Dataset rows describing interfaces

▬▬▬

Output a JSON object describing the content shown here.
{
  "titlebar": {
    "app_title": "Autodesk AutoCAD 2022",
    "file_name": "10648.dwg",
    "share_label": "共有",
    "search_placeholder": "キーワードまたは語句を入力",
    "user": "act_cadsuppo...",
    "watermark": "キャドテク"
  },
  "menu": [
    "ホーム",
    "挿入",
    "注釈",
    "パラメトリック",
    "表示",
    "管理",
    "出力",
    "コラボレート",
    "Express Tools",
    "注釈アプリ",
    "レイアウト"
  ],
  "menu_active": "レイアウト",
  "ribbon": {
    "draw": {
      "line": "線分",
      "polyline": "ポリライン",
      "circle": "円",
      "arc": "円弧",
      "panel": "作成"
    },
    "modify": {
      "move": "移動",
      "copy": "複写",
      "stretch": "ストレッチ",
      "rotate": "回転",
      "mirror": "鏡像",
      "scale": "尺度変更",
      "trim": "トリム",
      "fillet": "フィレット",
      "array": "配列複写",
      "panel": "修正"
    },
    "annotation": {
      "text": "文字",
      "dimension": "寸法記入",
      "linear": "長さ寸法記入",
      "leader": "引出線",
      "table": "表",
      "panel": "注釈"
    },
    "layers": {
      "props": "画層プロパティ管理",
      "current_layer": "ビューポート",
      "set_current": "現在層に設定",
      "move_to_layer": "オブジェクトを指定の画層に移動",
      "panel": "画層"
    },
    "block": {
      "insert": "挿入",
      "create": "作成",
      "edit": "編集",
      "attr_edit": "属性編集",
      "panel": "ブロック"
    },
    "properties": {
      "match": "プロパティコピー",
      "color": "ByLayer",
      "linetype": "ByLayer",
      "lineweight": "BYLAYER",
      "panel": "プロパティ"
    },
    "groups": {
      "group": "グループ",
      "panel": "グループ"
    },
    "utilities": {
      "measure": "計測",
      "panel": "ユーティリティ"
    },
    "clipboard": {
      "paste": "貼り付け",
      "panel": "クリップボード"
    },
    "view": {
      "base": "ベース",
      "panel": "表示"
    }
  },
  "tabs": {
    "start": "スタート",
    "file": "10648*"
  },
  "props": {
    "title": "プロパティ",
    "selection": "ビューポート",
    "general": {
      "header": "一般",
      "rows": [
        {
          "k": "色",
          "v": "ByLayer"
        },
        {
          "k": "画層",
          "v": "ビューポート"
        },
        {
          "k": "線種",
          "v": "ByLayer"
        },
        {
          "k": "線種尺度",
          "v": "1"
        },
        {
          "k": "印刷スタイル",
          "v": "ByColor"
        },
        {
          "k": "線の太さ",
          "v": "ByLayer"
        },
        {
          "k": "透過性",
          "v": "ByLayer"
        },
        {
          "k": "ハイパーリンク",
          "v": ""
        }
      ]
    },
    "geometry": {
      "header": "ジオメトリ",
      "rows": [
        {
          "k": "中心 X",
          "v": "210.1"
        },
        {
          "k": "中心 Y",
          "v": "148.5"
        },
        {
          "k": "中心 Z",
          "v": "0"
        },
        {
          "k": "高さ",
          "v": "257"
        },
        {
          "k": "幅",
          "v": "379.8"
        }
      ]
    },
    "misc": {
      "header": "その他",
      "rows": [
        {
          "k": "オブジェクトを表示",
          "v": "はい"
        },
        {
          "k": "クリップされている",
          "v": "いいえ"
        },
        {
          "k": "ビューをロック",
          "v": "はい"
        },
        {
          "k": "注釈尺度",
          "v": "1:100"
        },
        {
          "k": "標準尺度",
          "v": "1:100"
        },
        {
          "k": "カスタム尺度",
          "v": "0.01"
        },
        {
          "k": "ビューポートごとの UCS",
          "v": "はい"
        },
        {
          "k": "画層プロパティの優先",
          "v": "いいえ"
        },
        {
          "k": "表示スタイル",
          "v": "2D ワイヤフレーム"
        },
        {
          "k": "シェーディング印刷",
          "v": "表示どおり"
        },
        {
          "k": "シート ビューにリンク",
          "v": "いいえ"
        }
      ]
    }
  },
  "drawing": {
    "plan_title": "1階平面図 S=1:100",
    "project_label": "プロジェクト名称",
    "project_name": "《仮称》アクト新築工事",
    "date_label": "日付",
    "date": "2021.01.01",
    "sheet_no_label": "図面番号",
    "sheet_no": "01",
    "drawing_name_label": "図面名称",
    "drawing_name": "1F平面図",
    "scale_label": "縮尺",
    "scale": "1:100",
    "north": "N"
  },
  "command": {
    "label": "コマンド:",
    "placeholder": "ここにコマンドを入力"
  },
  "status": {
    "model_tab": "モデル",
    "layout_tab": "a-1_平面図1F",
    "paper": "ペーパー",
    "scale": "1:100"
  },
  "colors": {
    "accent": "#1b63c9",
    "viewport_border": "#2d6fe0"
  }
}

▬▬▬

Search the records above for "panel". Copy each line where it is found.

## Answer to this exercise
      "panel": "作成"
      "panel": "修正"
      "panel": "注釈"
      "panel": "画層"
      "panel": "ブロック"
      "panel": "プロパティ"
      "panel": "グループ"
      "panel": "ユーティリティ"
      "panel": "クリップボード"
      "panel": "表示"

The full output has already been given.